What do others say about our campaign?
Samantha Asumadu - Founder Media Diversity UK aka @WritersofColour:
EVB are running both emotive and intelligent campaign. Directly speaking to journalists about their use of language and how it contributes to victim blaming is an essential job and I'm glad that EVB are the ones to take it on as all their volunteers are both informed and nice with it!
Caroline Criado-Perez, Feminist Campaigner and Writer:
I was delighted when Ending Victimisation & Blame was set up. I had long been horrified by the discourse surrounding victims of abuse: the way we question their behaviour, rather than the behaviour of their abusers. I felt that it put the focus on the wrong party, and thereby made it harder for us to tackle the abuse with which our society is riddled. That was before I became a victim in the public eye myself. That was before I realised the impact victim-blaming has on the victim, how it prevents their recovery from the original abuse, how it re-victmises them again, and again, and again, in small, insidious ways that are in some ways harder to combat, because they are harder to define - and because they seem too small to protest. They get under a victims skin, enclose a victim's mind, and gently sand a victim down until that victim has no fight left.Ending Victimisation & Blame provides a crucial service that not only campaigns for some of the most powerless and voiceless in our society, it also provides a name for what happens to victims after they are abused. It reminds them that it is not their fault. It helps them keep their fight and keep their voice. Ending Victimisation & Blame has already proved its huge worth with a highly successful campaign that had the whole country talking about victim-blaming language in court. But if it all it did was tell one victim that her rape was not her fault, it would still be one of the most important services in the UK.
Jane Fae - Writer, Activist and Campaigner:
Victim-blaming is real: a ”thing”, to use a modern idiom – and a vile pernicious thing it is too. Because while sometimes we can spot it in action, much of the time it is invisible, under the radar stuff, detracting from, undermining, putting down women who have already suffered at the hands of someone else and suggesting ever so sweetly that maybe their behaviour contributed to them being raped, assaulted, or simply passed over for a promotion. It is a major contributor to women’s inequality in society today, and the mere achievement of driving victim-blaming out of current culture would be a major step forward for all.
That is why I firmly support EVB, both for the work they do in re-affirming the positive qualities of individuals otherwise branded as victims, and in campaigning against those who are all too ready to name women as such.
The FWSA commends the work of End Victimisation & Blame. Changing the world begins with changing attitudes and EVB do vital work to challenge the victim blaming ideologies which underpin and frame male violence against women and children
Karen Ingala Smith, CEO of NIA Ending Violence Against Women & Campaigner:
Ending Victimisation and Blame have set out to change the world. They want to change the culture and language around male violence against women and children. Language and culture create a conducive context for male violence, victims are blamed and perpetrators of violence are rendered invisible or excused. I've been counting and commemerating UK women killed through male violence. I've lost count of the number of media reports that are little more than eulogies for woman killers.

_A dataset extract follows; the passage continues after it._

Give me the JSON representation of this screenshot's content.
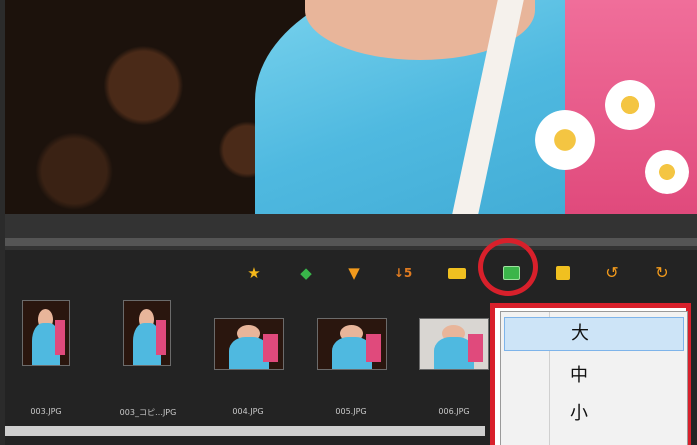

I share Ending Victimisation and Blame’s world changing vision. I want to see an end to male violence against women and girls. Inequality between women and men is rarely analysed by the mainstream media as a cause and consequence of male violence. Until we approach male violence from that perspective, as long as the choices that men make are ignored and explained away, women and girls will continue to be beaten, raped, assaulted, abused, controlled and killed by men.
Victim blame remains a major issue in our responses to violence against women and girls. It is still the case that when women and girls tell anyone – be it a friend, family member, professional – they risk being held to account for what happened. This is so normalised that we could say there is a culture of victim blame, questions asked, statements made without thinking what they may mean to someone has been abused. Why did you…, why didn’t you…., how could you not…. It is this culture that silences so many, and re-silences after they have opened up to someone. Each time we blame a victim we also fail to hold perpetrators to account, contributing to impunity. For all these reasons I support EVB, a campaign long overdue whose time has come.

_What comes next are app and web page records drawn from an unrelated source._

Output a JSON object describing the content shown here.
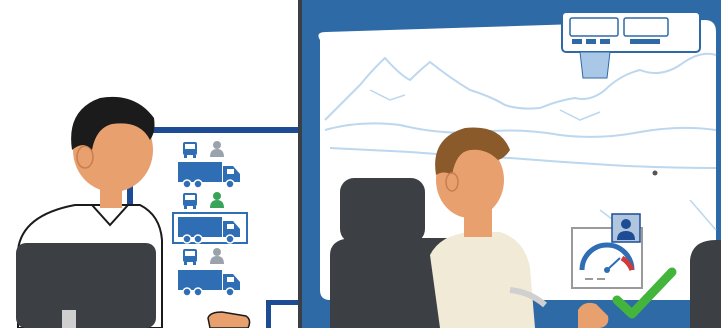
{
  "scene": {
    "panels": [
      "dispatcher-office",
      "truck-cab"
    ],
    "dispatcher_monitor": {
      "rows": [
        {
          "truck_icon": "truck-icon",
          "driver_icon": "driver-icon",
          "driver_color": "#9aa3ab",
          "highlighted": false
        },
        {
          "truck_icon": "truck-icon",
          "driver_icon": "driver-icon",
          "driver_color": "#3aa35a",
          "highlighted": true
        },
        {
          "truck_icon": "truck-icon",
          "driver_icon": "driver-icon",
          "driver_color": "#9aa3ab",
          "highlighted": false
        }
      ]
    },
    "cab_display": {
      "gauge_icon": "speedometer-icon",
      "profile_icon": "driver-profile-icon",
      "status_icon": "checkmark-icon",
      "status_color": "#44b53c"
    },
    "colors": {
      "cab_blue": "#2e6aa6",
      "monitor_blue": "#1d4c94",
      "icon_blue": "#2f6db5",
      "skin": "#e9a06f",
      "seat_gray": "#3c3f44",
      "window_sky": "#ffffff",
      "mountain_line": "#bcd7ee"
    }
  }
}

SB, Social Care Support Worker
Thank you to the team at EVB for the sound advice, the useful links and information provided. It enabled me to grow in confidence professionally; meaning that I know the right things to say, ensuring I gave my service user appropriate, accurate, useful support without (hopefully) them feeling patronised or disempowered. It has enhanced my good practice in positive ways. I would recommend professionals and people who have personal reasons who feel they need to learn more, to contact EVB.
Anonymous, Campaign Supporter
As somebody who has been (and still is) getting support for for the past 1 & 1/2 years from my local rape crisis centre I have to admit that currently I am not able to follow you on twitter etc as I find it too upsetting. However, when I feel like giving up trying to get better I do come and read your posts and some of them remind me why I have to keep going. I often think it's still all my fault, but when I read somebody else's story I can see that it's not. Thank goodness there are people out there who are willing to fight our corner because people like me are not strong enough to do it
ourselves. Thank you for doing what you do.